Apple Watch smartwatch
It's a great time to buy smartwatches. Reuters/Issei Kato

The Apple Watch Series 3 is now expected to be distinct from its predecessors due to its capacity to count calories. Tim Cook’s company has been awarded a new patent that sheds more light on how this new feature would work if implemented in this year’s batch of Apple smartwatches.

On Tuesday, the U.S. Patent and Trademark Office granted the Cupertino giant with Patent No. 9,640,088, which is for electronic tags that provide nutritional information about food items. Although the newly awarded patent to Apple focuses on radio frequency identification (RFID) tags, this actually gives fans an idea on what the Apple Watch Series 3 could be flaunting at launch.

Based on the patent, the electronic RFID tags will be used in a computer-implemented method of identifying nutrition data of food items. The nutritional variables will either be added or subtracted to determine the total nutrition value of food items. The data of the custom food order will then be stored into RFID electronic tags with the help of an electronic vendor device. The RFID tags, which feature near-field communication (NFC), can then transmit the nutritional variables such as total calories, fat content, sugar content and many more to the Apple Watch 3 or an iPhone.

READ: Apple developing display-embedded Touch ID for new smartwatch?

The process of identifying nutritional variables of food items could also be applied to the ingredients level. Consumers can use the technology to identify the nutritional variables of each ingredient, so a food item such as a hamburger will have accurate data shown in the RFID tag that will be placed on the food order package or receipt.

The invention is also designed to be smart in the sense that it adjusts the estimated nutritional value of a custom-food order depending on whether or not the user has consumed part or all of the food items. This way, consumers will be able to really keep track of their food intake and make adjustments to the meal they plan to consume next.

Considering the applications of the invention, it’s easy to see that Apple is planning to ditch the current app-based databases of commonly consumed food items. The existing systems simply provide the estimated nutritional value of generic food items and meals and, more often than not, require consumers to manually encode data to count calories and keep track of food intake.

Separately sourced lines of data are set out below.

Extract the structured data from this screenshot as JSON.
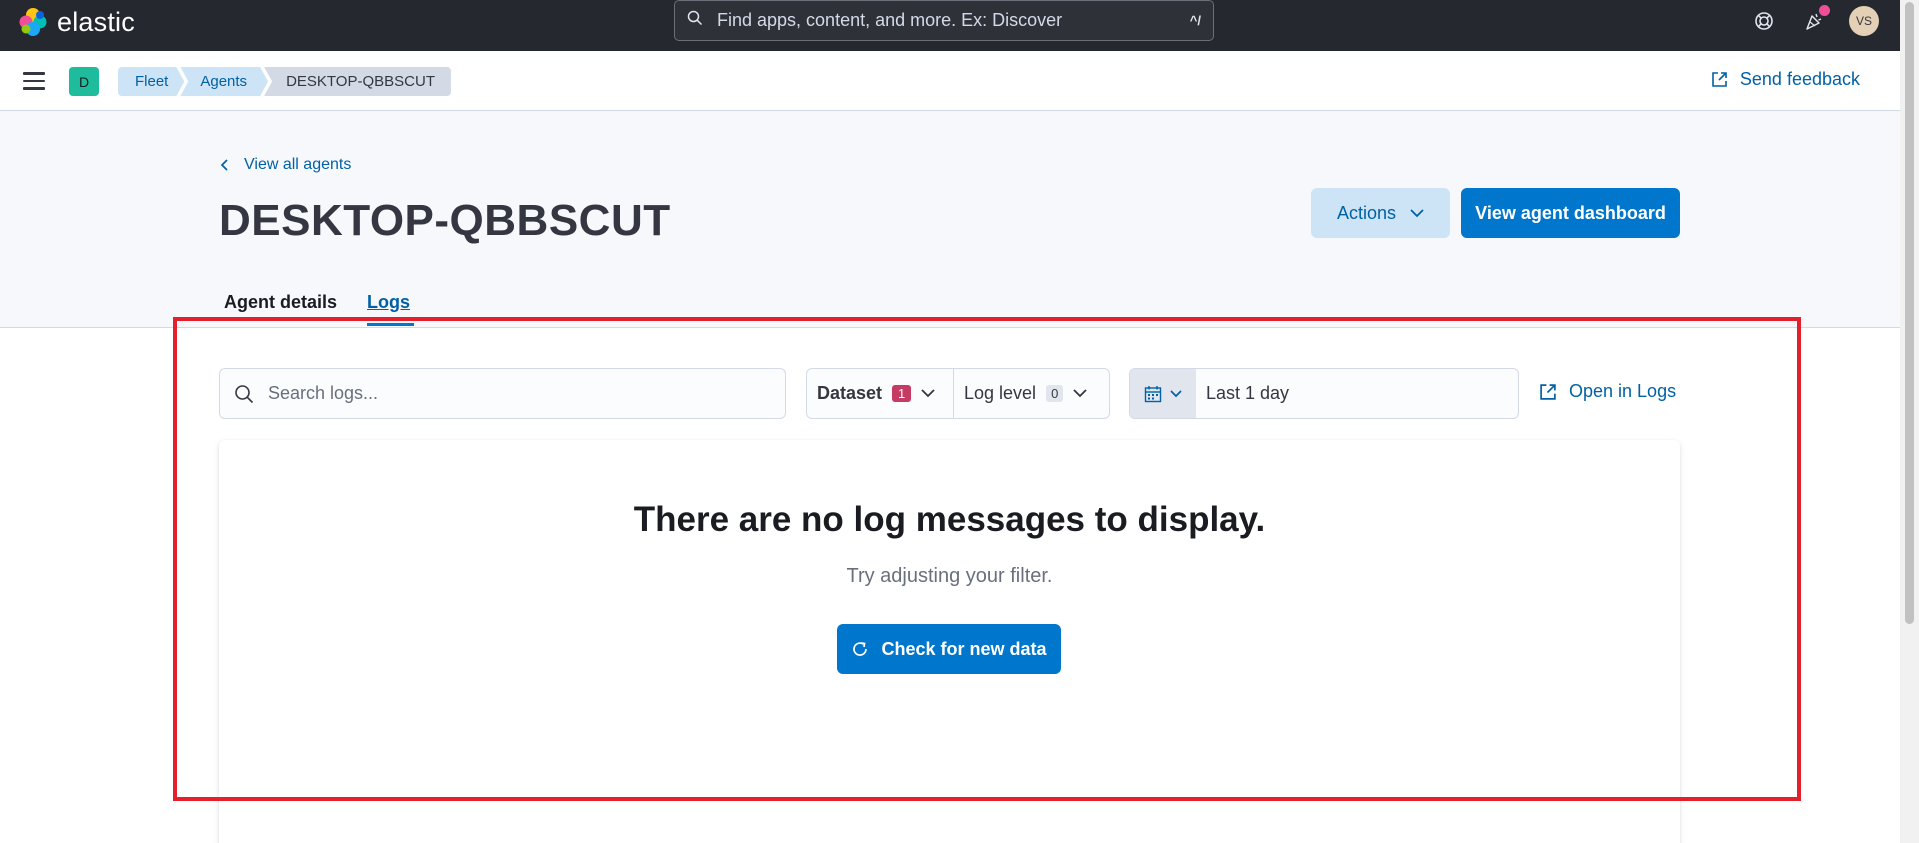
{
  "header": {
    "logo_text": "elastic",
    "search_placeholder": "Find apps, content, and more. Ex: Discover",
    "search_shortcut": "^/",
    "avatar_initials": "VS",
    "notification_color": "#f04e98"
  },
  "subbar": {
    "space_initial": "D",
    "breadcrumbs": [
      "Fleet",
      "Agents",
      "DESKTOP-QBBSCUT"
    ],
    "feedback_label": "Send feedback"
  },
  "page": {
    "back_link": "View all agents",
    "title": "DESKTOP-QBBSCUT",
    "actions_label": "Actions",
    "dashboard_label": "View agent dashboard",
    "tabs": [
      "Agent details",
      "Logs"
    ],
    "active_tab": "Logs"
  },
  "logs": {
    "search_placeholder": "Search logs...",
    "dataset_label": "Dataset",
    "dataset_count": "1",
    "level_label": "Log level",
    "level_count": "0",
    "date_range": "Last 1 day",
    "open_logs_label": "Open in Logs",
    "empty_title": "There are no log messages to display.",
    "empty_body": "Try adjusting your filter.",
    "check_button": "Check for new data"
  },
  "colors": {
    "header_bg": "#25282f",
    "primary": "#0077cc",
    "link": "#0061a6",
    "highlight_frame": "#e3202c"
  }
}
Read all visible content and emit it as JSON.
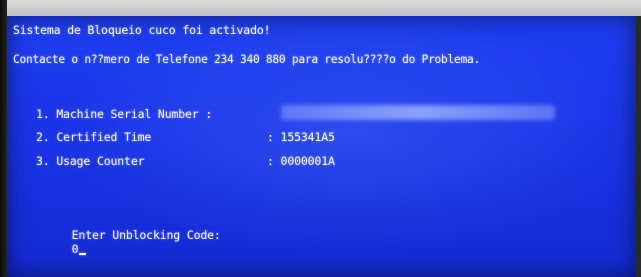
{
  "screen": {
    "header_line_1": "Sistema de Bloqueio cuco foi activado!",
    "header_line_2": "Contacte o n??mero de Telefone 234 340 880 para resolu????o do Problema.",
    "fields": [
      {
        "label": "1. Machine Serial Number :",
        "value": ""
      },
      {
        "label": "2. Certified Time",
        "value": ": 155341A5"
      },
      {
        "label": "3. Usage Counter",
        "value": ": 0000001A"
      }
    ],
    "prompt_label": "Enter Unblocking Code:",
    "prompt_value": "0"
  },
  "colors": {
    "screen_background": "#1a33e6",
    "text": "#f2f4ff"
  }
}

AppleInsider says it is not surprising that Apple is exploring technologies that are beneficial to the health of consumers. The Cupertino giant has already proven itself when it comes to launching health-centric endeavors to the public. For example, the company positioned its Apple Watch Series 2 as a dedicated fitness wearable. It has also helped many people through its revolutionary fitness and health service called HealthKit.

Meanwhile, previous reports about the Apple Watch 3 indicated that the device will debut with cellular connectivity. Renowned Apple leaker and KGI Securities analyst Ming-Chi Kuo has also predicted that the upcoming smartwatch will house a faster processor and a bigger battery than its predecessor. Interestingly, word about a display-embedded fingerprint scanner for the next-generation smartwatch also surfaced late last month.